It was surprisingly good, not that I had any reason to think it would be bad judging by how much I liked Echoes, but the premise sounded a little depressing, and being a young adult novel, I thought it might not be what I was looking for. In reality, it was ultimately more uplifting than it was depressing, and while it was certainly emotional, it wasn’t sappy or melodramatic. The characters were fun. I loved their attitudes and frankness. And there was far more action than I expected, making it a very quick read, and never boring or slow.
I only have one complaint.

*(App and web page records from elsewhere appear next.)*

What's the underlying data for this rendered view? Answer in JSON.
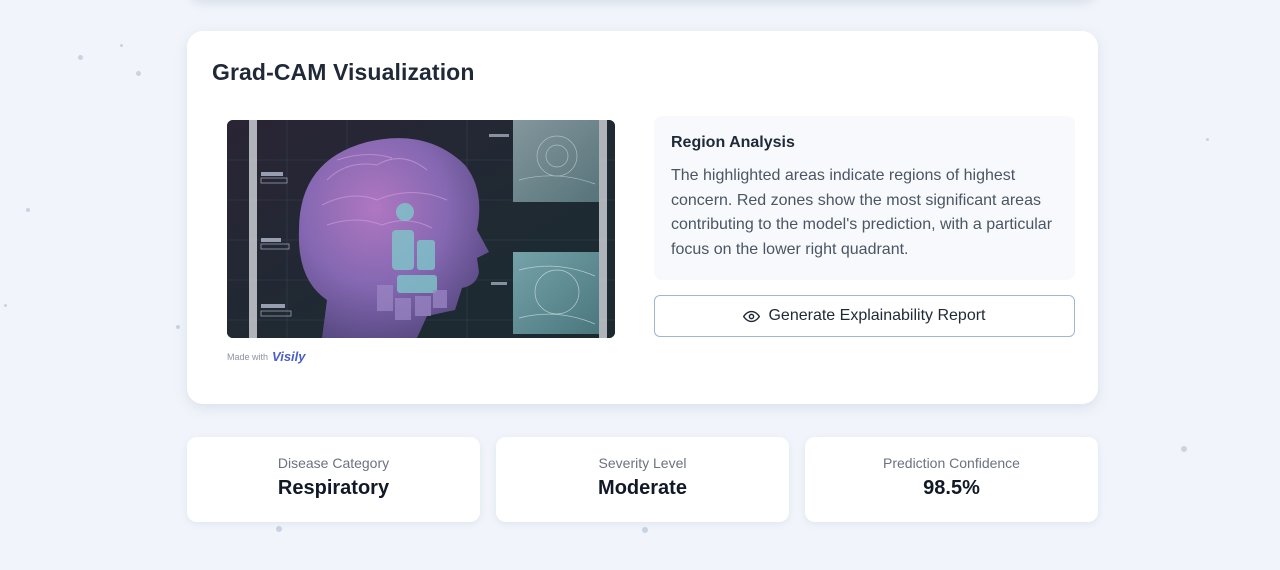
{
  "gradcam": {
    "title": "Grad-CAM Visualization",
    "watermark": {
      "prefix": "Made with",
      "brand": "Visily"
    },
    "region_analysis": {
      "title": "Region Analysis",
      "text": "The highlighted areas indicate regions of highest concern. Red zones show the most significant areas contributing to the model's prediction, with a particular focus on the lower right quadrant."
    },
    "report_button": {
      "label": "Generate Explainability Report",
      "icon": "eye-icon"
    }
  },
  "stats": [
    {
      "label": "Disease Category",
      "value": "Respiratory"
    },
    {
      "label": "Severity Level",
      "value": "Moderate"
    },
    {
      "label": "Prediction Confidence",
      "value": "98.5%"
    }
  ],
  "colors": {
    "page_bg": "#f1f5fb",
    "card_bg": "#ffffff",
    "button_border": "#9fb6d6",
    "brand": "#4b5fc9"
  }
}
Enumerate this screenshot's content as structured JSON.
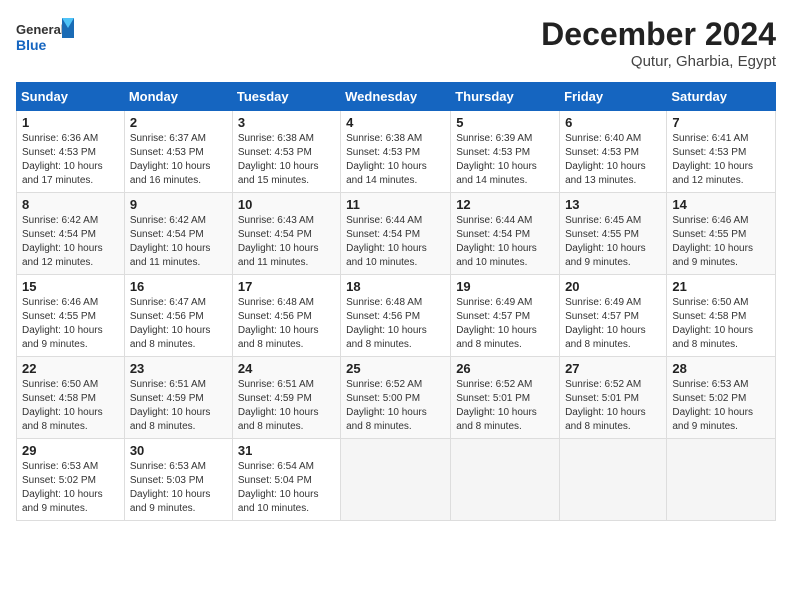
{
  "header": {
    "logo_general": "General",
    "logo_blue": "Blue",
    "month_title": "December 2024",
    "subtitle": "Qutur, Gharbia, Egypt"
  },
  "calendar": {
    "days_of_week": [
      "Sunday",
      "Monday",
      "Tuesday",
      "Wednesday",
      "Thursday",
      "Friday",
      "Saturday"
    ],
    "weeks": [
      [
        {
          "day": "1",
          "info": "Sunrise: 6:36 AM\nSunset: 4:53 PM\nDaylight: 10 hours and 17 minutes."
        },
        {
          "day": "2",
          "info": "Sunrise: 6:37 AM\nSunset: 4:53 PM\nDaylight: 10 hours and 16 minutes."
        },
        {
          "day": "3",
          "info": "Sunrise: 6:38 AM\nSunset: 4:53 PM\nDaylight: 10 hours and 15 minutes."
        },
        {
          "day": "4",
          "info": "Sunrise: 6:38 AM\nSunset: 4:53 PM\nDaylight: 10 hours and 14 minutes."
        },
        {
          "day": "5",
          "info": "Sunrise: 6:39 AM\nSunset: 4:53 PM\nDaylight: 10 hours and 14 minutes."
        },
        {
          "day": "6",
          "info": "Sunrise: 6:40 AM\nSunset: 4:53 PM\nDaylight: 10 hours and 13 minutes."
        },
        {
          "day": "7",
          "info": "Sunrise: 6:41 AM\nSunset: 4:53 PM\nDaylight: 10 hours and 12 minutes."
        }
      ],
      [
        {
          "day": "8",
          "info": "Sunrise: 6:42 AM\nSunset: 4:54 PM\nDaylight: 10 hours and 12 minutes."
        },
        {
          "day": "9",
          "info": "Sunrise: 6:42 AM\nSunset: 4:54 PM\nDaylight: 10 hours and 11 minutes."
        },
        {
          "day": "10",
          "info": "Sunrise: 6:43 AM\nSunset: 4:54 PM\nDaylight: 10 hours and 11 minutes."
        },
        {
          "day": "11",
          "info": "Sunrise: 6:44 AM\nSunset: 4:54 PM\nDaylight: 10 hours and 10 minutes."
        },
        {
          "day": "12",
          "info": "Sunrise: 6:44 AM\nSunset: 4:54 PM\nDaylight: 10 hours and 10 minutes."
        },
        {
          "day": "13",
          "info": "Sunrise: 6:45 AM\nSunset: 4:55 PM\nDaylight: 10 hours and 9 minutes."
        },
        {
          "day": "14",
          "info": "Sunrise: 6:46 AM\nSunset: 4:55 PM\nDaylight: 10 hours and 9 minutes."
        }
      ],
      [
        {
          "day": "15",
          "info": "Sunrise: 6:46 AM\nSunset: 4:55 PM\nDaylight: 10 hours and 9 minutes."
        },
        {
          "day": "16",
          "info": "Sunrise: 6:47 AM\nSunset: 4:56 PM\nDaylight: 10 hours and 8 minutes."
        },
        {
          "day": "17",
          "info": "Sunrise: 6:48 AM\nSunset: 4:56 PM\nDaylight: 10 hours and 8 minutes."
        },
        {
          "day": "18",
          "info": "Sunrise: 6:48 AM\nSunset: 4:56 PM\nDaylight: 10 hours and 8 minutes."
        },
        {
          "day": "19",
          "info": "Sunrise: 6:49 AM\nSunset: 4:57 PM\nDaylight: 10 hours and 8 minutes."
        },
        {
          "day": "20",
          "info": "Sunrise: 6:49 AM\nSunset: 4:57 PM\nDaylight: 10 hours and 8 minutes."
        },
        {
          "day": "21",
          "info": "Sunrise: 6:50 AM\nSunset: 4:58 PM\nDaylight: 10 hours and 8 minutes."
        }
      ],
      [
        {
          "day": "22",
          "info": "Sunrise: 6:50 AM\nSunset: 4:58 PM\nDaylight: 10 hours and 8 minutes."
        },
        {
          "day": "23",
          "info": "Sunrise: 6:51 AM\nSunset: 4:59 PM\nDaylight: 10 hours and 8 minutes."
        },
        {
          "day": "24",
          "info": "Sunrise: 6:51 AM\nSunset: 4:59 PM\nDaylight: 10 hours and 8 minutes."
        },
        {
          "day": "25",
          "info": "Sunrise: 6:52 AM\nSunset: 5:00 PM\nDaylight: 10 hours and 8 minutes."
        },
        {
          "day": "26",
          "info": "Sunrise: 6:52 AM\nSunset: 5:01 PM\nDaylight: 10 hours and 8 minutes."
        },
        {
          "day": "27",
          "info": "Sunrise: 6:52 AM\nSunset: 5:01 PM\nDaylight: 10 hours and 8 minutes."
        },
        {
          "day": "28",
          "info": "Sunrise: 6:53 AM\nSunset: 5:02 PM\nDaylight: 10 hours and 9 minutes."
        }
      ],
      [
        {
          "day": "29",
          "info": "Sunrise: 6:53 AM\nSunset: 5:02 PM\nDaylight: 10 hours and 9 minutes."
        },
        {
          "day": "30",
          "info": "Sunrise: 6:53 AM\nSunset: 5:03 PM\nDaylight: 10 hours and 9 minutes."
        },
        {
          "day": "31",
          "info": "Sunrise: 6:54 AM\nSunset: 5:04 PM\nDaylight: 10 hours and 10 minutes."
        },
        {
          "day": "",
          "info": ""
        },
        {
          "day": "",
          "info": ""
        },
        {
          "day": "",
          "info": ""
        },
        {
          "day": "",
          "info": ""
        }
      ]
    ]
  }
}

Generally, I like the author’s use of short sentences to give punch and immediacy to the story. There’s no excessive verbiage to navigate through, just the right amount of description to know what’s going on, which is especially effective in a first-person novel like this one. However, there were quite a few occasions where those sentences seemed incomplete, like fragments. Now, I’m no expert, and maybe that’s just a style issue, but sometimes I just really wanted to string two sentences together with a comma…really badly. I only mention this because I didn’t notice this in Echoes, so I’m not sure why it happened here.
Overall, I really liked this story, and those little writing issues didn’t detract from the enjoyment of it at all. If Terry Brooks can use “wordlessly” ad nauseam, Therin Knite can have potentially fragmented sentences. Until next time…